M.K. Anand, chief executive and managing director at news channel Times Network agreed that the slowdown in advertising volume will be led by consumer goods brands, also the largest advertisers on television. However, he sees the impact of demonetisation on advertising to be short term. “There is going to be some temporary dip in advertising activity primarily in the FMCG sector. But that will, I think, get mitigated by sectors such as e-commerce etc. Over the short term, we will see the effect on ad sales in November and maybe December,” he said.
Ashish Bhasin, chairman and chief executive of the advertising group Dentsu Aegis Network South Asia, added that FMCG and consumer durable companies will cut back on marketing expenditure since their sales have been impacted.

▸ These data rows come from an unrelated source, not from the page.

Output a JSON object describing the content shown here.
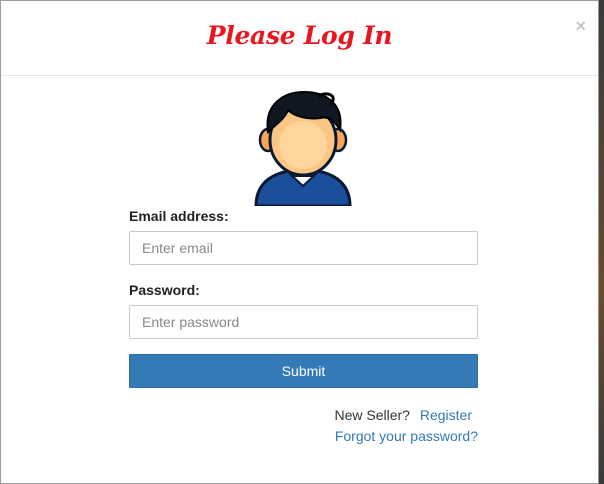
{
  "modal": {
    "title": "Please Log In",
    "close_glyph": "×",
    "avatar_icon": "user-avatar-icon"
  },
  "form": {
    "email": {
      "label": "Email address:",
      "placeholder": "Enter email",
      "value": ""
    },
    "password": {
      "label": "Password:",
      "placeholder": "Enter password",
      "value": ""
    },
    "submit_label": "Submit"
  },
  "footer": {
    "new_seller_text": "New Seller?",
    "register_label": "Register",
    "forgot_label": "Forgot your password?"
  },
  "colors": {
    "title": "#e8171f",
    "primary_button": "#337ab7",
    "link": "#337ab7"
  }
}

Typically, the October-December quarter is the most active quarter in terms of advertising spends. However, the last six weeks of this quarter will definitely be impacted this time, said Bhasin.
“Usually, 35-40% of the (annual) billing comes in this quarter. But that’s unlikely to happen this time around,” he added.
A top executive at a big media agency agreed. “There is a liquidity crunch in the market. Advertisers have asked to postpone their November campaigns to December, mostly in the case of FMCG brands,” the executive said, declining to be identified.
While the dip in advertising revenue will be felt across news and entertainment channels, the larger television networks may fare relatively better, Nayak said.
“We have requested most of our clients not to panic or react in haste. Our relationships with our clients are long term; so, while there is an impact, it is the smaller players who are getting hit hard,” he said.
Nayak feels this dip in advertising may not stabilise before February-March. “We are hopeful that things should be normal within the next 3-4 months,” he said. However, Bhasin added that it would all depend on the consumption economy. “It depends on how long will it take for the money to come back into the hands of the consumer.”
On 8 November, the government scrapped currency notes of Rs500 and Rs1,000 denominations to eliminate black money and the growing menace of counterfeit currency notes. India has one of the highest levels of currencies in circulation at over 12% of gross domestic product and of this cash, 87% is in the form of Rs500 and Rs1,000 notes.